The Bi-chalcogenides are the most prominent topological materials to be studied to date. Alloying transition and alkali metals into the Bi-chalcogenides has enabled the discovery of topological superconductor candidates Sr-, Nb, and Cu- doped Bi2Se3. In this work, we synthesize SrxBi2Se3 thin film by molecular beam epitaxy on GaAs(111) substrates. While we do not succeed in obtaining superconductivity, our results provide insight on the mechanism by which Sr is alloyed into Bi2Se3. First, X-ray diffraction measurements indicate an increasing c-axis lattice parameter suggesting the formation of some Sr interstitials. Second, the mobility extracted from transport measurements and phonon linewidths extracted from Raman spectroscopy indicate that Sr likely alloys into the structure. Third, an increasing n-doping is seen with increasing Sr content. And lastly, a reduction of the electron coherence length with increasing Sr suggests that inelastic charged impurity or electron-electron scattering is enhanced. It is thus clear that Sr leads donor type impurities and more n-doping in Bi2Se3 despite. The thermodynamics of the MBE codeposition process seem to be generally unfavorable to the formation of Sr interstitials, thus making the synthesis of superconducting films highly challenging.
7:00 PM - NM03.09.06
Late News: Two-Dimensional Quantum Oscillations Observed in Magnetic Topological Semimetal EuSb2 Films
Mizuki Ohno1,Masaki Uchida1,2,3,Ryosuke Kurihara4,5,Susumu Minami6,Yusuke Nakazawa1,Shin Sato1,Markus Kriener5,Motoaki Hirayama1,5,Atsushi Miyake4,Yasujiro Taguchi5,Ryotaro Arita1,5,Masashi Tokunaga4,5,Masashi Kawasaki1,5
Dept. of Appl. Phys., the Univ. of Tokyo1,PRESTO, Japan Science and Technology Agency (JST)2,Department of Physics, Tokyo Institute of Technology3,ISSP, the Univ. of Tokyo4,RIKEN CEMS5,Dept. of Phys., the Univ. of Tokyo6Show Abstract

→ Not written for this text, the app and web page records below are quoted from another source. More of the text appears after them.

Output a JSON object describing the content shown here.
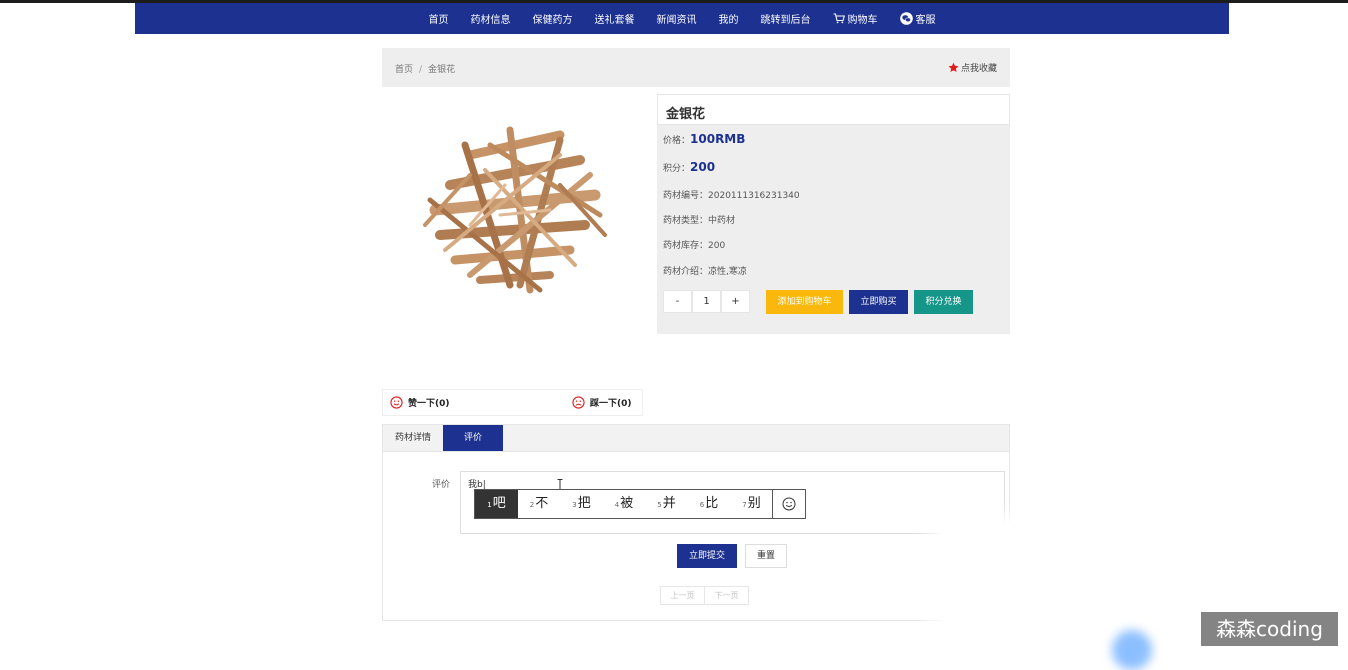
{
  "nav": {
    "items": [
      "首页",
      "药材信息",
      "保健药方",
      "送礼套餐",
      "新闻资讯",
      "我的",
      "跳转到后台"
    ],
    "cart": "购物车",
    "service": "客服"
  },
  "breadcrumb": {
    "home": "首页",
    "sep": "/",
    "current": "金银花",
    "favorite": "点我收藏"
  },
  "product": {
    "name": "金银花",
    "price_label": "价格：",
    "price": "100RMB",
    "points_label": "积分：",
    "points": "200",
    "code_label": "药材编号：",
    "code": "2020111316231340",
    "type_label": "药材类型：",
    "type": "中药材",
    "stock_label": "药材库存：",
    "stock": "200",
    "intro_label": "药材介绍：",
    "intro": "凉性,寒凉",
    "quantity": {
      "minus": "-",
      "value": "1",
      "plus": "+"
    },
    "buttons": {
      "add_cart": "添加到购物车",
      "buy_now": "立即购买",
      "exchange": "积分兑换"
    }
  },
  "votes": {
    "like": "赞一下(0)",
    "dislike": "踩一下(0)"
  },
  "tabs": {
    "detail": "药材详情",
    "review": "评价"
  },
  "review": {
    "label": "评价",
    "input_value": "我b|",
    "ime_candidates": [
      {
        "n": "1",
        "t": "吧"
      },
      {
        "n": "2",
        "t": "不"
      },
      {
        "n": "3",
        "t": "把"
      },
      {
        "n": "4",
        "t": "被"
      },
      {
        "n": "5",
        "t": "并"
      },
      {
        "n": "6",
        "t": "比"
      },
      {
        "n": "7",
        "t": "别"
      }
    ],
    "submit": "立即提交",
    "reset": "重置",
    "pager": {
      "prev": "上一页",
      "next": "下一页"
    }
  },
  "watermark": "森森coding",
  "colors": {
    "nav": "#1c3190",
    "cart_btn": "#fbb80c",
    "buy_btn": "#1c3190",
    "exchange_btn": "#159688",
    "price": "#1c3190"
  }
}
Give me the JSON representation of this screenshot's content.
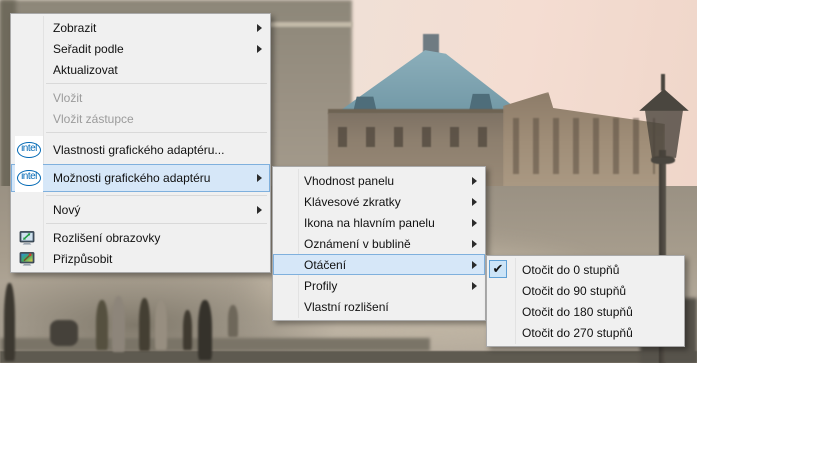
{
  "wallpaper": {
    "description": "old hand-colored postcard photo: street with large building with teal hipped roof, row houses, ornate street lamp on right, pedestrians on pavement, pink-cream sky"
  },
  "colors": {
    "menu_bg": "#f0f0f0",
    "menu_border": "#a9a9a9",
    "highlight_fill": "#d6e7f8",
    "highlight_border": "#7fb0dd",
    "disabled_text": "#9b9b9b",
    "intel_blue": "#0068b5",
    "roof_teal": "#6f96a4",
    "sky_pink": "#f4ddd2"
  },
  "context_menu": {
    "items": [
      {
        "label": "Zobrazit",
        "has_submenu": true
      },
      {
        "label": "Seřadit podle",
        "has_submenu": true
      },
      {
        "label": "Aktualizovat"
      },
      {
        "label": "Vložit",
        "disabled": true
      },
      {
        "label": "Vložit zástupce",
        "disabled": true
      },
      {
        "label": "Vlastnosti grafického adaptéru...",
        "icon": "intel-logo-icon"
      },
      {
        "label": "Možnosti grafického adaptéru",
        "icon": "intel-logo-icon",
        "has_submenu": true,
        "highlighted": true
      },
      {
        "label": "Nový",
        "has_submenu": true
      },
      {
        "label": "Rozlišení obrazovky",
        "icon": "display-resolution-icon"
      },
      {
        "label": "Přizpůsobit",
        "icon": "personalize-icon"
      }
    ],
    "intel_logo_text": "intel"
  },
  "graphics_options_submenu": {
    "items": [
      {
        "label": "Vhodnost panelu",
        "has_submenu": true
      },
      {
        "label": "Klávesové zkratky",
        "has_submenu": true
      },
      {
        "label": "Ikona na hlavním panelu",
        "has_submenu": true
      },
      {
        "label": "Oznámení v bublině",
        "has_submenu": true
      },
      {
        "label": "Otáčení",
        "has_submenu": true,
        "highlighted": true
      },
      {
        "label": "Profily",
        "has_submenu": true
      },
      {
        "label": "Vlastní rozlišení"
      }
    ]
  },
  "rotation_submenu": {
    "checkmark": "✔",
    "items": [
      {
        "label": "Otočit do 0 stupňů",
        "checked": true
      },
      {
        "label": "Otočit do 90 stupňů"
      },
      {
        "label": "Otočit do 180 stupňů"
      },
      {
        "label": "Otočit do 270 stupňů"
      }
    ]
  }
}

Topological nodal-line semimetals (TNLSMs) have attracted burgeoning attention because unprecedented quantum transport and magnetoelectric response originating from the Zak phase have been theoretically expected. Moreover, recent computational exploration has accelerated efforts to find magnetic TNLSM materials for controlling these topological phenomena by magnetic fields. In general, however, time-reversal symmetry breaking by magnetic ordering destroys robustness of the nodal lines, and thus only few magnetic TNLSM materials have been reported so far. In addition, quantum oscillations have never been observed in these magnetic topological nodal-line semimetals. Namely, discovery of a new magnetic TNLSM and fabrication of its high-mobility films have been strongly desired.

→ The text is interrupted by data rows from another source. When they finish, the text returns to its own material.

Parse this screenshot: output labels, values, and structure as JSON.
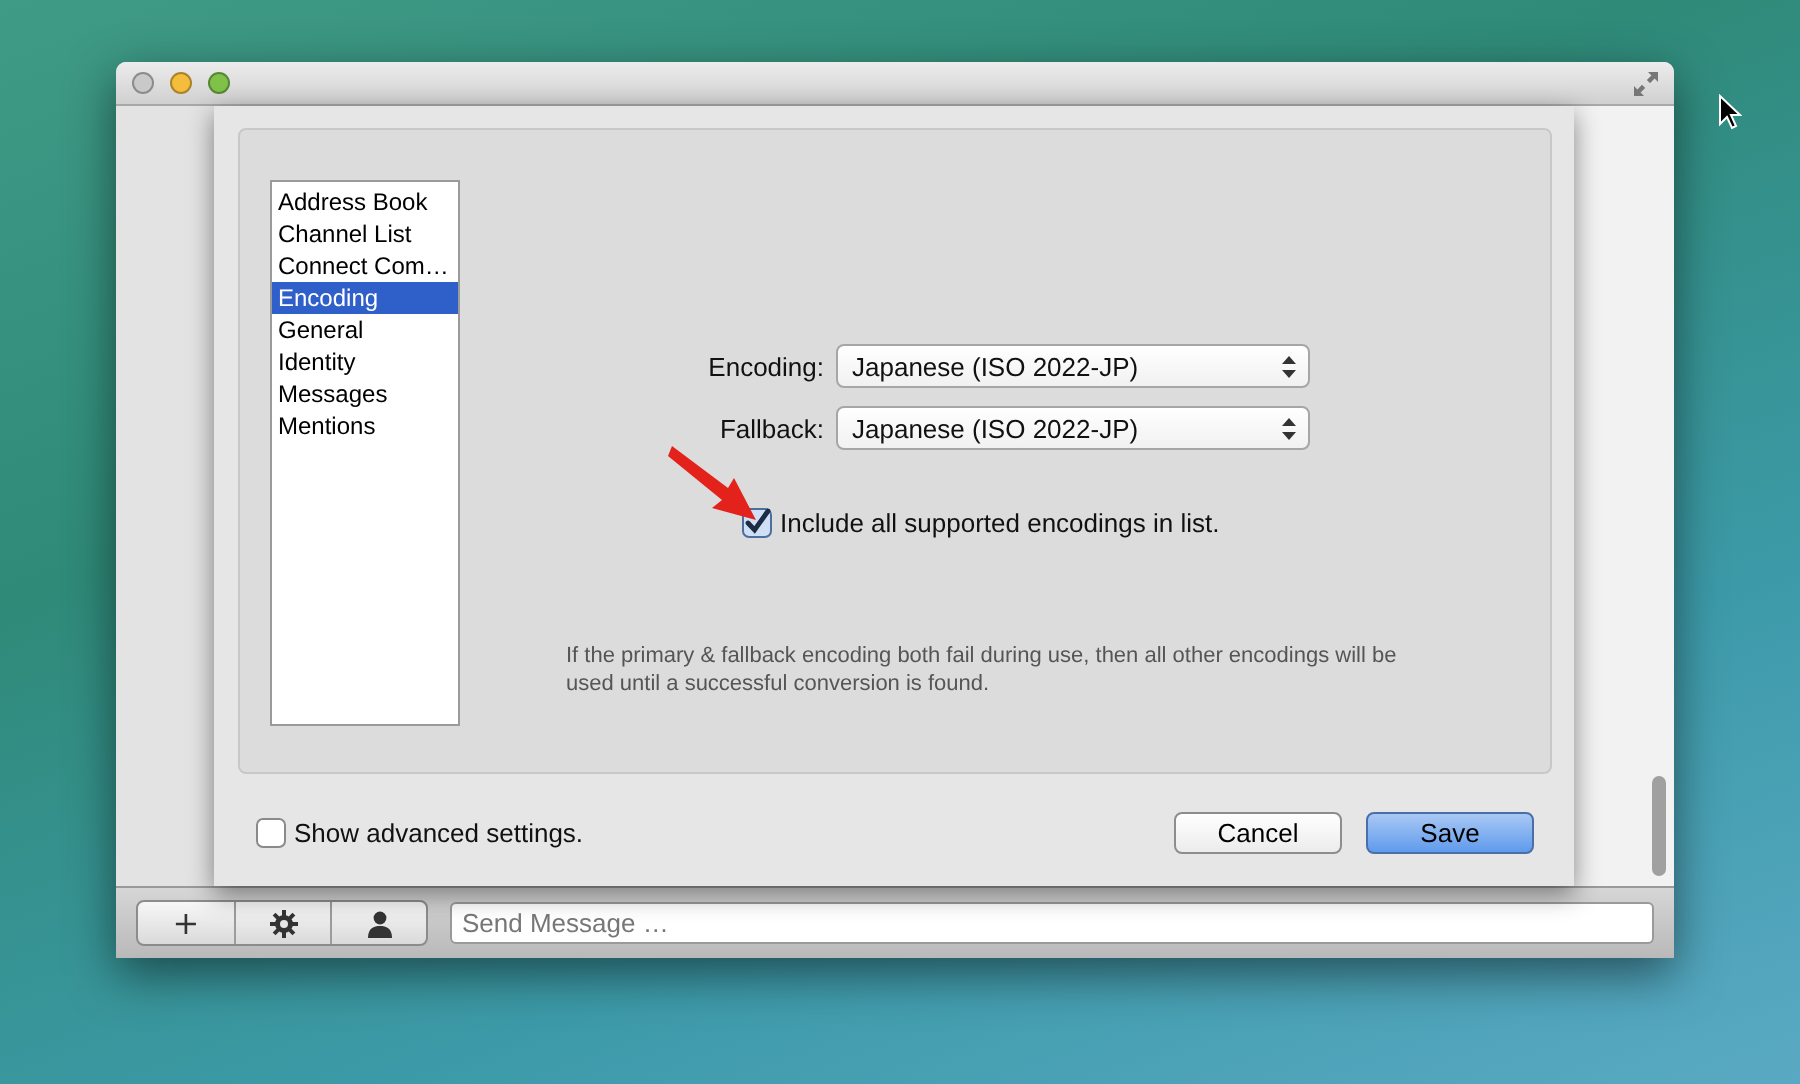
{
  "sheet": {
    "categories": [
      {
        "label": "Address Book",
        "selected": false
      },
      {
        "label": "Channel List",
        "selected": false
      },
      {
        "label": "Connect Com…",
        "selected": false
      },
      {
        "label": "Encoding",
        "selected": true
      },
      {
        "label": "General",
        "selected": false
      },
      {
        "label": "Identity",
        "selected": false
      },
      {
        "label": "Messages",
        "selected": false
      },
      {
        "label": "Mentions",
        "selected": false
      }
    ],
    "popups": [
      {
        "label": "Encoding:",
        "value": "Japanese (ISO 2022-JP)"
      },
      {
        "label": "Fallback:",
        "value": "Japanese (ISO 2022-JP)"
      }
    ],
    "include_all": {
      "label": "Include all supported encodings in list.",
      "checked": true
    },
    "hint": "If the primary & fallback encoding both fail during use, then all other encodings will be used until a successful conversion is found.",
    "advanced": {
      "label": "Show advanced settings.",
      "checked": false
    },
    "buttons": [
      {
        "label": "Cancel",
        "kind": "normal"
      },
      {
        "label": "Save",
        "kind": "default"
      }
    ]
  },
  "composer": {
    "tools": [
      {
        "kind": "text",
        "label": "+"
      },
      {
        "kind": "gear"
      },
      {
        "kind": "person"
      }
    ],
    "message": {
      "placeholder": "Send Message …"
    }
  }
}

In order to introduce magnetic moments into typical nonmagnetic TNLSM CaSb2, we prepare isostructural EuSb2 single-crystalline films by molecular beam epitaxy (MBE). Our first-principles calculations demonstrate that EuSb2 hosts topological nodal lines protected by nonsymmorphic symmetry even under antiferromagnetic ordering of the Eu2+ spins. An X-ray diffraction rocking curve is very sharp, ensuring high crystallinity of the obtained film. Observed Shubnikov-de Haas oscillations with multiple frequency components exhibit small effective masses and two-dimensional field-angle dependence even in a 250 nm thick film, suggesting possible contributions of surface states.

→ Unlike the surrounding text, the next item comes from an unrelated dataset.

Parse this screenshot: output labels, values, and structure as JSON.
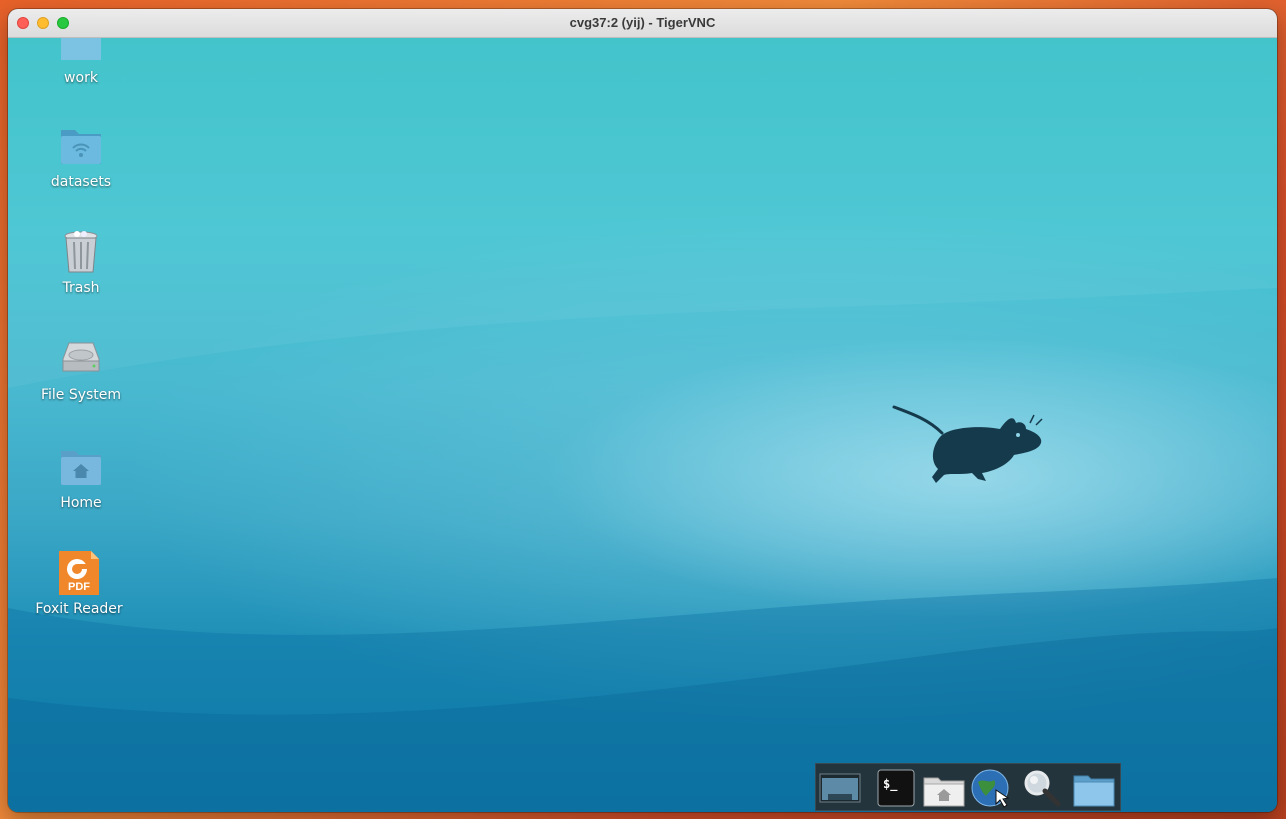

Our demonstration of the new magnetic TNLSM and first observation of quantum magnetotransport in its films will stimulate further investigation and control of exotic transport phenomena proposed for magnetic topological semimetals.